▶ [Problem statement]:
Hand back all records exactly, pictures omitted.

Dataset records:
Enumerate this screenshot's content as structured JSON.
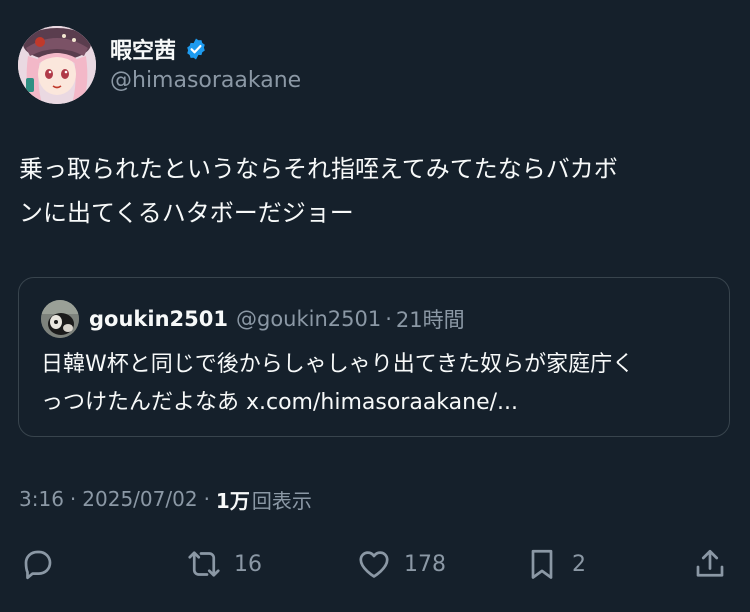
{
  "author": {
    "display_name": "暇空茜",
    "handle": "@himasoraakane",
    "verified": true,
    "verified_color": "#1d9bf0"
  },
  "tweet": {
    "text_lines": [
      "乗っ取られたというならそれ指咥えてみてたならバカボ",
      "ンに出てくるハタボーだジョー"
    ]
  },
  "quote": {
    "display_name": "goukin2501",
    "handle": "@goukin2501",
    "separator": "·",
    "time": "21時間",
    "text_lines": [
      "日韓W杯と同じで後からしゃしゃり出てきた奴らが家庭庁く",
      "っつけたんだよなあ x.com/himasoraakane/..."
    ]
  },
  "meta": {
    "time": "3:16",
    "separator": "·",
    "date": "2025/07/02",
    "views_count": "1万",
    "views_label": "回表示"
  },
  "actions": {
    "reply": {
      "icon": "reply-icon",
      "count": ""
    },
    "retweet": {
      "icon": "retweet-icon",
      "count": "16"
    },
    "like": {
      "icon": "heart-icon",
      "count": "178"
    },
    "bookmark": {
      "icon": "bookmark-icon",
      "count": "2"
    },
    "share": {
      "icon": "share-icon",
      "count": ""
    }
  },
  "colors": {
    "background": "#15202b",
    "text_primary": "#f7f9f9",
    "text_secondary": "#8b98a5",
    "border": "#38444d",
    "accent": "#1d9bf0"
  }
}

▶ [Solution to this problem]:
Enumerate this screenshot's content as structured JSON.
{
  "author": {
    "display_name": "暇空茜",
    "handle": "@himasoraakane",
    "verified": true,
    "verified_color": "#1d9bf0"
  },
  "tweet": {
    "text_lines": [
      "乗っ取られたというならそれ指咥えてみてたならバカボ",
      "ンに出てくるハタボーだジョー"
    ]
  },
  "quote": {
    "display_name": "goukin2501",
    "handle": "@goukin2501",
    "separator": "·",
    "time": "21時間",
    "text_lines": [
      "日韓W杯と同じで後からしゃしゃり出てきた奴らが家庭庁く",
      "っつけたんだよなあ x.com/himasoraakane/..."
    ]
  },
  "meta": {
    "time": "3:16",
    "separator": "·",
    "date": "2025/07/02",
    "views_count": "1万",
    "views_label": "回表示"
  },
  "actions": {
    "reply": {
      "icon": "reply-icon",
      "count": ""
    },
    "retweet": {
      "icon": "retweet-icon",
      "count": "16"
    },
    "like": {
      "icon": "heart-icon",
      "count": "178"
    },
    "bookmark": {
      "icon": "bookmark-icon",
      "count": "2"
    },
    "share": {
      "icon": "share-icon",
      "count": ""
    }
  },
  "colors": {
    "background": "#15202b",
    "text_primary": "#f7f9f9",
    "text_secondary": "#8b98a5",
    "border": "#38444d",
    "accent": "#1d9bf0"
  }
}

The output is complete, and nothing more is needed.